United States, 2008
U.S. Release Date:
PG-13 (Profanity, Violence, Sexual Situations)
Theatrical Aspect Ratio:
Ice Cube, Tracy Morgan, Katt Williams, Loretta Devine, Michael Beach, Keith David, Regina Hall, Malinda Williams, Chi McBride
David E. Talbert
David E. Talbert
Based purely on the misleading trailers that herald First Sunday's arrival in theaters, one might be forgiven thinking this is another dumb comedy about individuals characterized by a shortage of brain cells. However, while the film occasionally falls into sit-com traps, it aspires to be more than the marketing clips lead us to believe. This is the directorial debut of noted playwright David E. Talbert, and it mixes comedy with drama to generally good effect. There are awkward moments and the ending feels excessively contrived, but there are things to like about First Sunday, most of which are not hinted at in the trailers and TV commercials.
In a way, it's surprising that the movie was cast adrift into the January wasteland rather than being released before Christmas.

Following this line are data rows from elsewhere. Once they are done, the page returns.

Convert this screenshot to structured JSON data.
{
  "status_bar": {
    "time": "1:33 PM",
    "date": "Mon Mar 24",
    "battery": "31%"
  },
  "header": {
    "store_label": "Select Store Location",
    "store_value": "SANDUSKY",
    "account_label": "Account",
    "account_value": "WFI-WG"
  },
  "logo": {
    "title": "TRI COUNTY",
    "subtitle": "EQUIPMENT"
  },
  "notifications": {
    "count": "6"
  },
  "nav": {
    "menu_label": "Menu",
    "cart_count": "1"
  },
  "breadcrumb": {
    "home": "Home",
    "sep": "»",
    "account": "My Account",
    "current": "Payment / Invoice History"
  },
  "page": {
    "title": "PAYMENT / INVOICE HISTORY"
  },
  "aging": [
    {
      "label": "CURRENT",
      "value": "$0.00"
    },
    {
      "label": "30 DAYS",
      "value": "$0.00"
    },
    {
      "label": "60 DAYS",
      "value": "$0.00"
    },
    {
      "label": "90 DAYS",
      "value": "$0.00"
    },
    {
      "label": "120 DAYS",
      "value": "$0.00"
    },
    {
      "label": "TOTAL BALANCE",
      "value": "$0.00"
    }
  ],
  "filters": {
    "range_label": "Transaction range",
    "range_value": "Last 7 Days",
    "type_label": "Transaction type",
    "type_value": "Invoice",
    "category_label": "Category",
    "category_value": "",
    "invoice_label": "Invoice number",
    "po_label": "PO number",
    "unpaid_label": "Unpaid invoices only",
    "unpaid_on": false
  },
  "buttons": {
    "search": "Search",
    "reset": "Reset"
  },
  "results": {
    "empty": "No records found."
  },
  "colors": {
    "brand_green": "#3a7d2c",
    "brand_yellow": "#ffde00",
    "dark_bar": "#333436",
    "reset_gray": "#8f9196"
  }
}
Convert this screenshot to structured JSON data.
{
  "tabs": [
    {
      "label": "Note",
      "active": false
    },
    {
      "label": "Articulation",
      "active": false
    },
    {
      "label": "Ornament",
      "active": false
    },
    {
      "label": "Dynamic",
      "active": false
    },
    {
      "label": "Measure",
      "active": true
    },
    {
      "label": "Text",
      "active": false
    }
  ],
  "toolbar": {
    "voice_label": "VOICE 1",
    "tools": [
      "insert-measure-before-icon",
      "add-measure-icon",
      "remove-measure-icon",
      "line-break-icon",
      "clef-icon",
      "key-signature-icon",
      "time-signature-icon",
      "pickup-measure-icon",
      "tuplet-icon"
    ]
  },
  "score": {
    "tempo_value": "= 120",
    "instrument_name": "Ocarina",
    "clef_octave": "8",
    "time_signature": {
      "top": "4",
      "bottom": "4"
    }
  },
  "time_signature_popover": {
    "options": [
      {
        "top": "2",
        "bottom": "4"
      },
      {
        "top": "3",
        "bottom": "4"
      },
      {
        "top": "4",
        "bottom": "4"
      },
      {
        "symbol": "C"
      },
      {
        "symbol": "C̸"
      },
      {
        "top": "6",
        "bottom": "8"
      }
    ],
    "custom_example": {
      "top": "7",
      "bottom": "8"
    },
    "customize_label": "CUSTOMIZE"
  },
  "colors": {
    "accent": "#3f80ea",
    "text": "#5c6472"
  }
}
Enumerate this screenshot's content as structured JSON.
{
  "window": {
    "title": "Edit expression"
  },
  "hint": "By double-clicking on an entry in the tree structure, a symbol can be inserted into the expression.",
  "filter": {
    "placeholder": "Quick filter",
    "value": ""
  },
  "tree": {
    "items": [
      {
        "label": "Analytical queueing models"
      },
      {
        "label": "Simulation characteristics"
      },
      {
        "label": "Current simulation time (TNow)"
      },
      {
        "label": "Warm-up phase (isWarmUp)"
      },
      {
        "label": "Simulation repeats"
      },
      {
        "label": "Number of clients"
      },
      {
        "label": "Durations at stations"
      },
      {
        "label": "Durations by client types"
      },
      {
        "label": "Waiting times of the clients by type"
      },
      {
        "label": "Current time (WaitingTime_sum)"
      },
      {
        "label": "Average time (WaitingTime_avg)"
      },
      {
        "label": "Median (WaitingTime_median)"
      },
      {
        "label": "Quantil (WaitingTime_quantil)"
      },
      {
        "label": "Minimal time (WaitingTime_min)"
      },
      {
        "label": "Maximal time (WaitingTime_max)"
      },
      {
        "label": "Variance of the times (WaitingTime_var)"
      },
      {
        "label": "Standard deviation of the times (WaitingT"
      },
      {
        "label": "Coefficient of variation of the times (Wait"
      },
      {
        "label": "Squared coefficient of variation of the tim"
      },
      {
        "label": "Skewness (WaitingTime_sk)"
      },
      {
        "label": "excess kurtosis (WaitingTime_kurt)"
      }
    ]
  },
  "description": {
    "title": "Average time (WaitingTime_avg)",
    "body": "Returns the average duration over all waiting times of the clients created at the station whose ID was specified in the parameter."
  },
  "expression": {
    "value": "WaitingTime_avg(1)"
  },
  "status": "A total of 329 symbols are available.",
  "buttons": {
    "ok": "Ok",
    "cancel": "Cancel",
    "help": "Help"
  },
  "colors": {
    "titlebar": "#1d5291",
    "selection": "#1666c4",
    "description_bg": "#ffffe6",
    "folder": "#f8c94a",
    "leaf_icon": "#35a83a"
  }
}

The themes of redemption and family that highlight First Sunday are perfect December fare. (One assumes the presence of two African American-centered holiday movies created fears of flooding the marketplace.) At any rate, while First Sunday isn't a home run, it makes more solid contact than what one normally expects from this time of the year.
The premise sounds shaky. Friends Durell (Ice Cube) and LeeJohn (Tracy Morgan) need money badly. Unless he can come up with $17,000 in child support, Durell's ex (Regina Hall) is going to move to Atlanta with Durell's son. Meanwhile, LeeJohn is in trouble with some people it's not desirable to be in trouble with. He lost some merchandise entrusted to him to deliver and now he's on the hook for the price. The apparent solution to their problem: rob a church that is accumulating cash on the premises to build a new house of worship. Of course, when the time comes to rob the place, nothing goes right and Durell and LeeJohn find themselves taking hostages, including the Pastor (Chi McBride), the Deacon (Michael Beach), the Choir Master (Katt Williams), and several others.
For the most part, the comedy is understated, which is unusual. While not all of the jokes work (in fact, some of them misfire badly), there are enough low-key chuckles to retain a light tone. Katt Williams, whose X-rated standup routines have been scaled back to work in a PG-13 forum, is responsible for about 50% of the most overt comedy. Thankfully, the movie does not rely on body humor and/or flatulence gags, two staples of comedy that have lost their edge and effectiveness through overuse.
First Sunday has a solid dramatic backbone. Durell genuinely loves his son and wants him to grow up to be a better man than he is. His motivation for "stealing from God" is to keep his boy close. LeeJohn, despite initially being the "funny" sidekick, is revealed to have a deeper personality than initially expected. Many of the hostages also have backstories that the screenplay takes time to divulge. In cases, these become more than "colorful" faces populating a background. They grow into people.
From a comedic perspective, Williams steals a high percentage of scenes, but Tracy Morgan is also solidly funny when the script requires it (which is often, especially early). Ice Cube plays the straight man, and often resembles a scowling teddy bear. Over the years, the rapper-turned-actor has honed his skills in front of the camera; he's a much better dramatic performer today than he was a decade ago. Chi McBride, who has found some recent success on television (as a limited-run villain in House and in a recurring role in Pushing Daisies), makes the pastor a nice mix of spirituality and worldliness. Keith David has a small role as the exasperated judge who presides over Durell's court cases.
The ending is a letdown. Emotionally, it offers catharsis and closure but it's rushed, contrived, and does a poor job of closing off at least one loose end. As a screenwriter, it's not Talbert's finest moment and does a degree of damage to the careful development of the characters and situations that precede it. It's not enough to invalidate all of the good things sprinkled throughout First Sunday; the movie as a whole is pleasant, generally satisfying, and has a heart as big as its funny bone. For an early January movie, this is sometimes as good as it gets.